discomfort (2006-06)

Leaders Without Rules

Who enforces Christianity on Robertson?

by Steve Dupree

In the sports world, we frequently hear about a young man or woman stepping up and becoming a leader. Of course, the coach is hired to be a leader.

First and foremost, those leaders must know the rules. They must know the capabilities of each member who makes up the team. They must know when to cajole, and when to demand, to elicit the absolute best from the rest of the team. They must also be as fully aware as possible of the current situation in the contest so as to be able to effectively deal with opposing strategies and/or changes.

The military isn’t so different. My description of the leaders in the sports world would easily apply to commissioned officers (coaches) and non-commissioned officers (on-field leaders). As a matter of fact, that description is apt for scout troops. It is apt, and utilized, in business. In a truly effective classroom setting, you can probably identify that leadership structure. I’ve certainly experienced it in corporate America, where it was used to good effect. Unfortunately, where it doesn’t appear to be used is somewhere it is perhaps most needed.

A few weeks ago, Pat Robertson—an alleged Christian and Christian leader, a man with a politico-religious TV show with a respectably large viewership, a man who gets God-only-knows how much money sent to him whenever he begs for it on his TV show—this man, this face of Christianity in America—called for the assassination of the leader of Venezuela. I was struck temporarily speechless. Two of Christ’s most basic admonitions, two pillars of the foundation of Christianity, came immediately to mind: “Thou shalt not kill,” and “Do unto others as you would have them do unto you,” as they were taught to me as a child. 

Now, in my reading of the New Testament, it seems to expect some common sense. I don’t know that it spells out all the permutations and variations like some latter-day legal document. I haven’t read where it said “to include suggesting, advocating, or in any way facilitating actions that would knowingly result in the killing of another human.” But I don’t have to read that. I know that is what the spirit of any rule against killing in any doctrine means. If it didn’t mean that, it would require a separate clause that stated just what was allowed. I suspect that most of you know that as well.

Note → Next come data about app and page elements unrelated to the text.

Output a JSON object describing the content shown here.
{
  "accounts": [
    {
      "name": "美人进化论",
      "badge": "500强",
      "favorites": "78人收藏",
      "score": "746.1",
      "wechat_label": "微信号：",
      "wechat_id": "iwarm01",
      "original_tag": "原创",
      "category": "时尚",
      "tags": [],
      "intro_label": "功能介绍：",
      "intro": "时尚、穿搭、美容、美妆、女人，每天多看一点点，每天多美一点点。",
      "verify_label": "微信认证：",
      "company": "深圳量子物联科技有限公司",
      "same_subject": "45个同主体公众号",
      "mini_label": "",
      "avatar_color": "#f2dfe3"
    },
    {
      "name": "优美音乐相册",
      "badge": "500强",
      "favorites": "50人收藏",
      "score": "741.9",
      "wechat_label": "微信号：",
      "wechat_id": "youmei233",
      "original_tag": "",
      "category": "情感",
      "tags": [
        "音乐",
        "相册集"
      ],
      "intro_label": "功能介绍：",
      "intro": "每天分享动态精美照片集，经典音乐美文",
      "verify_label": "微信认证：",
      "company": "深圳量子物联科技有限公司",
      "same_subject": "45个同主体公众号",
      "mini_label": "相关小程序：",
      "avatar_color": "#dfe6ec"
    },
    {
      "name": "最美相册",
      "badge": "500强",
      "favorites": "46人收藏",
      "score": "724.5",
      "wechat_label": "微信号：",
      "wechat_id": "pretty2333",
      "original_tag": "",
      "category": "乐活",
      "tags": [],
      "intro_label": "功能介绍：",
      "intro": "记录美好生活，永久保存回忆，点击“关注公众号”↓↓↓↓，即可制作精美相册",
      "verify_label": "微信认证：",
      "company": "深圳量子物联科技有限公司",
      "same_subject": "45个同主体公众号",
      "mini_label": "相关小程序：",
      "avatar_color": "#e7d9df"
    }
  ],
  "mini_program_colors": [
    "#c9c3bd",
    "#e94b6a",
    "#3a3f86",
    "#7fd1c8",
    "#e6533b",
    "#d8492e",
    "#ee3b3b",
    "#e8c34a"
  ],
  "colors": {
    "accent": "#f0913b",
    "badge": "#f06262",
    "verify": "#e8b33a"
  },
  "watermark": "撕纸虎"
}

I have been criticized for some of my previous writings on the subject of alleged Christianity. Some of my siblings have accused me of unfairly attacking their faith and its followers. I, of course, do not see how they could have actually read the things I have written and still come to that conclusion. I don’t know of one single thing that Christ is alleged to have said that upsets me. I cannot even imagine having a problem with someone who is truly attempting to follow the rules for life that Christ is said to have lain out.

As I’ve said before, when someone claims to be a Christian, what I hear is that they have a desire and intent to be like Christ, to the best of their ability. Surely that would involve doing as he suggested you must do if you want to be like him? I’m not the first one to have such a feeling. Gandhi said, “I like your Christ; I do not like your Christians. Your Christians are so unlike your Christ.” Others have made similar or related statements. They appear to have had no noticeable effect on those who deem themselves leaders of the religion.

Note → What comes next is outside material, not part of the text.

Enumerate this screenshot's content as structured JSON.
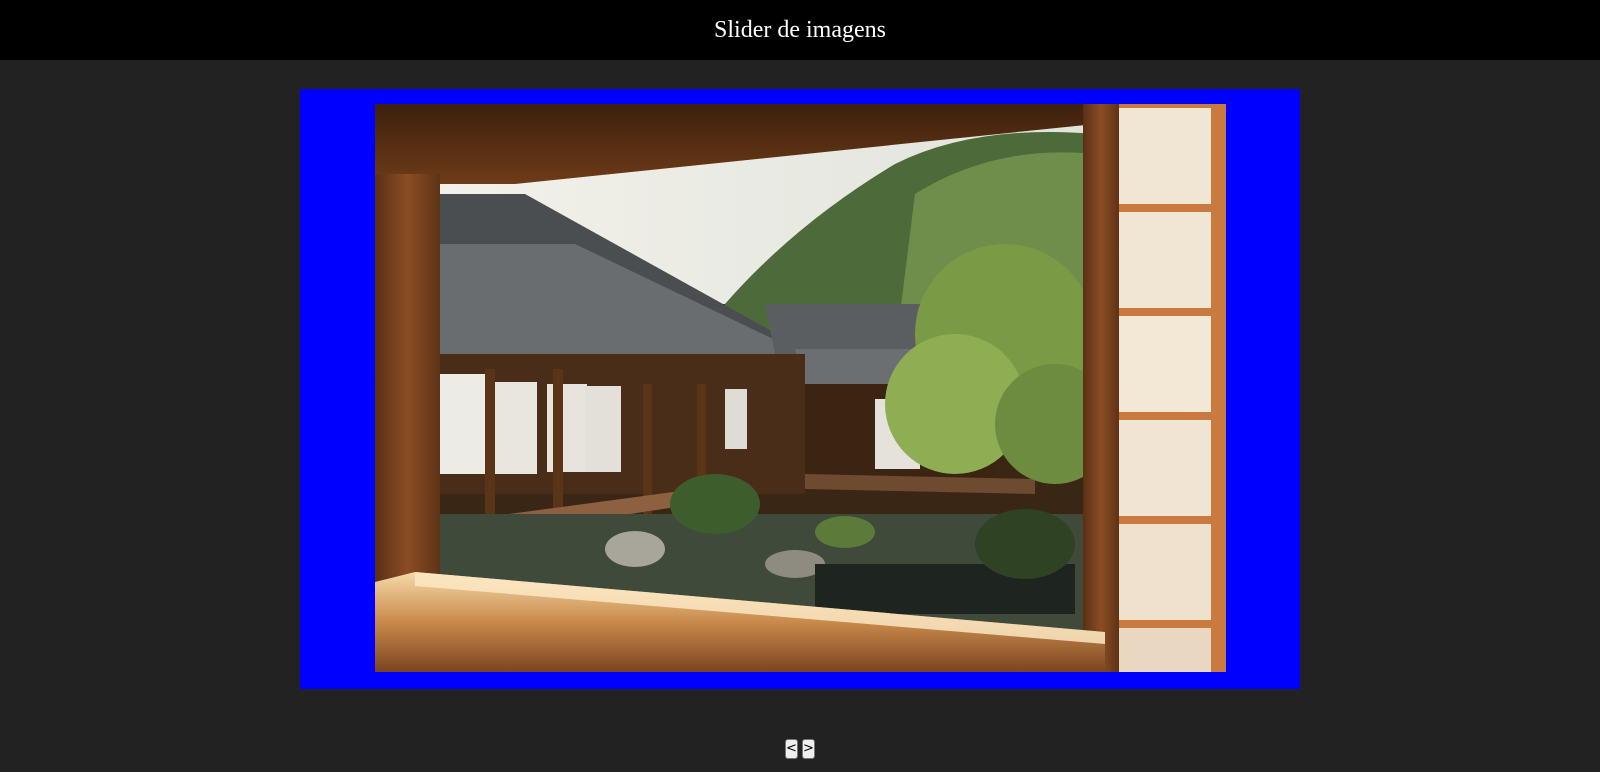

All leaders lead with the permission of those being led.The reason one gives such permission is a belief that the leader is more capable of ensuring that one achieves whatever the stated goal is than is the follower, and possibly than other would-be leaders are. Throughout history we have seen incidents of mutiny. Politically, we refer to mutiny as “recall” or “impeachment,” but the effect is still the same, which is to let an individual know that he or she no longer has permission of the led to lead. 

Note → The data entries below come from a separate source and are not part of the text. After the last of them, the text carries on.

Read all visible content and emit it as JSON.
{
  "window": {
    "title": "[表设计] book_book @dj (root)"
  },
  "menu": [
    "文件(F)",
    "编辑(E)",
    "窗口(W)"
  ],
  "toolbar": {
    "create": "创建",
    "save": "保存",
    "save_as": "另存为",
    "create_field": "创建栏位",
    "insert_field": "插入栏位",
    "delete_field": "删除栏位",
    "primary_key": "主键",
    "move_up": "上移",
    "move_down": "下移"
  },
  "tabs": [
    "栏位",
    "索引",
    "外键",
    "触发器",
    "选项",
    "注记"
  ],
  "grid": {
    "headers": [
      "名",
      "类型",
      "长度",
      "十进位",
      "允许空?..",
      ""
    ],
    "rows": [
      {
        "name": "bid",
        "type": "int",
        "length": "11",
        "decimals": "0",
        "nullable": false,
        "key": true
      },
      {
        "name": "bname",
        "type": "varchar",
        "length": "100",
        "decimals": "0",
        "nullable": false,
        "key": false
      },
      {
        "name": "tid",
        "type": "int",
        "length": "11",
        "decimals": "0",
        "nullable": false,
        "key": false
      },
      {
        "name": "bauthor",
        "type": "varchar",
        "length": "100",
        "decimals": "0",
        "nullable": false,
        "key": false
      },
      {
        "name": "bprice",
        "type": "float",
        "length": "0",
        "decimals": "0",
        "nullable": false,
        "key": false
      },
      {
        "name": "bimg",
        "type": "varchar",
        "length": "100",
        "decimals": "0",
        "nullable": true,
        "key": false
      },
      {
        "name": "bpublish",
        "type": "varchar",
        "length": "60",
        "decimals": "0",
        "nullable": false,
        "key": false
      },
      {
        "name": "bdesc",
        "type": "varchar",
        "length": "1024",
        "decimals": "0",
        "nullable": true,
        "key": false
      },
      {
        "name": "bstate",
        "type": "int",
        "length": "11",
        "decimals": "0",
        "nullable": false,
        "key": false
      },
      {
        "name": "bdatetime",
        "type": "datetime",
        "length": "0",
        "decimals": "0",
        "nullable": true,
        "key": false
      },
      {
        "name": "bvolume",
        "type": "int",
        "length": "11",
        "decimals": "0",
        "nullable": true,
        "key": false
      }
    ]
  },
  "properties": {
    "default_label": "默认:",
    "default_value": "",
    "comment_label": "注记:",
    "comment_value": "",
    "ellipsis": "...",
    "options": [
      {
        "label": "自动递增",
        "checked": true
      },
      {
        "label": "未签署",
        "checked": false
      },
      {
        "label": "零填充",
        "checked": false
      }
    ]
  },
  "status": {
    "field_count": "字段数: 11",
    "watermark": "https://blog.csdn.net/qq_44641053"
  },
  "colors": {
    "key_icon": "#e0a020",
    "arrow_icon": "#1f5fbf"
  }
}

It is past time for Pat Robertson and several other faux Christian leaders to experience such an uprising. Pat Robertson suggested in October 2003 that the State Department should be blown up with a small nuclear device.

Rather obviously, that suggestion violates Christian concepts of forgiveness. It flaunts disobedience of the admonition against killing. I rather doubt that he wants such a device to demolish him and his house, so I must conclude that for him, the Golden Rule is out the window as well. You don’t have to kick him off the team, but clearly, he does not need to be a leader.

This all seems very odd to me. A football coach (leader) would be fired in a hurry if he clearly didn’t know, or apparently didn’t care about, the rules. In corporate America, having a boss (leader) who casually and openly flaunted laws or rules would have you seeking alternate employment because you would doubt the long-term viability of the company. But when it comes to your spiritual well being, when it comes to your eternal soul, you are willing to take the risk? Damn, I’m speechless again.